### Your task:
Could you please return each line of the data that has the word "heart"?

Website and app data records:
* * * *

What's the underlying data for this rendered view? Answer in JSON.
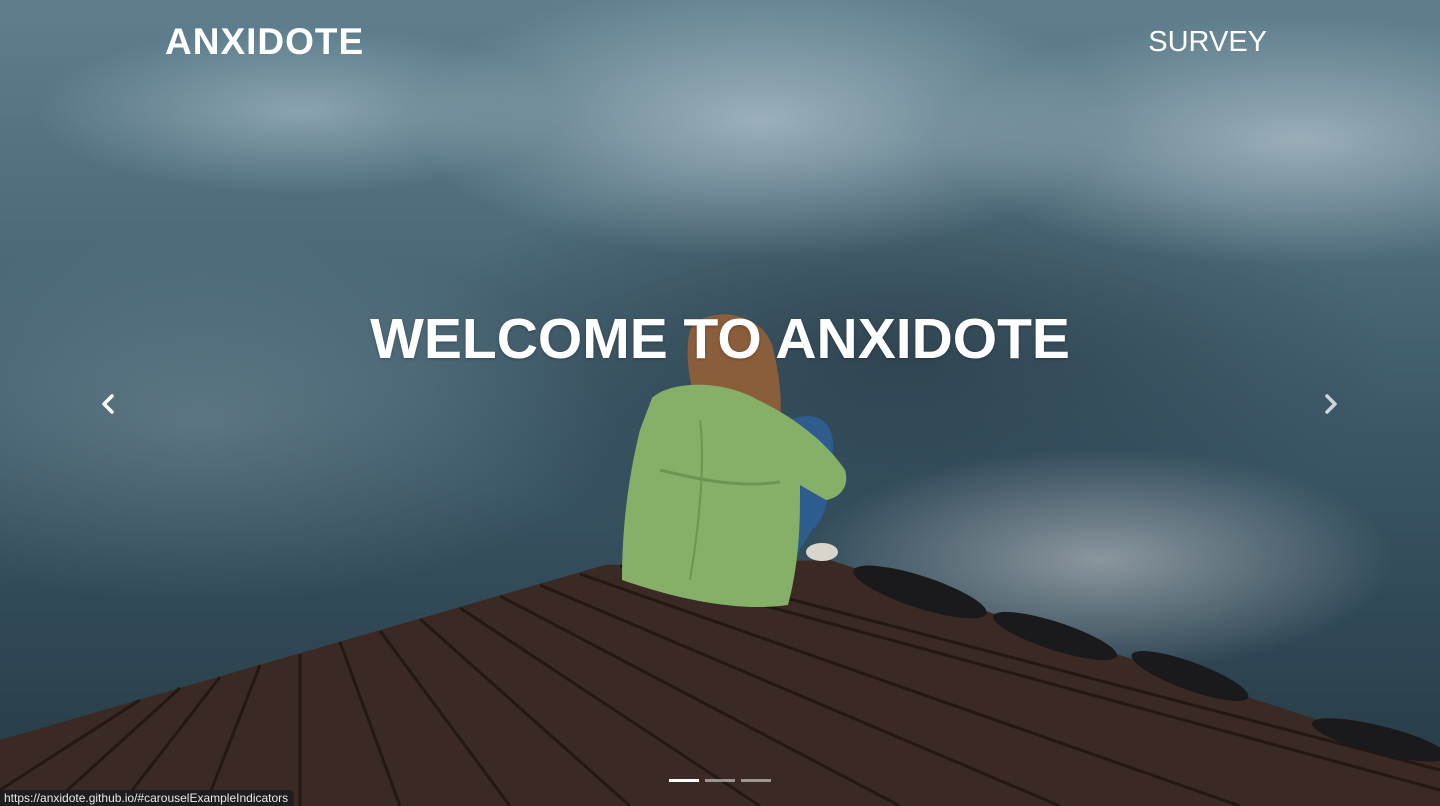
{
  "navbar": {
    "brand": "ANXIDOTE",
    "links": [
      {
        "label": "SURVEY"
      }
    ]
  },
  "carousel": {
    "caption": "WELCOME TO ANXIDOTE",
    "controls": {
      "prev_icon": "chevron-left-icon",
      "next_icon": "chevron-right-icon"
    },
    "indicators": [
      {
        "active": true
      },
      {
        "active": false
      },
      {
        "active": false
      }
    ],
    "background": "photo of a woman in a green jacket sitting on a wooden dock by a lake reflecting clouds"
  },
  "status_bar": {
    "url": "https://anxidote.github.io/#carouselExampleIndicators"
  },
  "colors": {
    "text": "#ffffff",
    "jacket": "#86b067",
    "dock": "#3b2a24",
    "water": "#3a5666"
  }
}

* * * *

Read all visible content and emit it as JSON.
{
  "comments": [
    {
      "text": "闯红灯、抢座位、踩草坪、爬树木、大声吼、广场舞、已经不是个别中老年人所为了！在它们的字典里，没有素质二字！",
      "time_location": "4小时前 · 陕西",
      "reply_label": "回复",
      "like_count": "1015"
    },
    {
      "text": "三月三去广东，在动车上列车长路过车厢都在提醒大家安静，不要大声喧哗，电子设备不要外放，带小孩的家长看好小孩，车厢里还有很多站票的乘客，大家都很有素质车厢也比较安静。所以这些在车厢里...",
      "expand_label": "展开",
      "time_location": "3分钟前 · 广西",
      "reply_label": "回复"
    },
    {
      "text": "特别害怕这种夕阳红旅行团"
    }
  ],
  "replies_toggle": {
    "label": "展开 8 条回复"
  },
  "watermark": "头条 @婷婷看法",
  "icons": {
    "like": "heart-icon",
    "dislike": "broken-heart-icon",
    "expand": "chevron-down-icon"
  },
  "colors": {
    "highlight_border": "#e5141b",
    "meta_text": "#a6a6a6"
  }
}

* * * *

### Task output:
    "like": "heart-icon",
    "dislike": "broken-heart-icon",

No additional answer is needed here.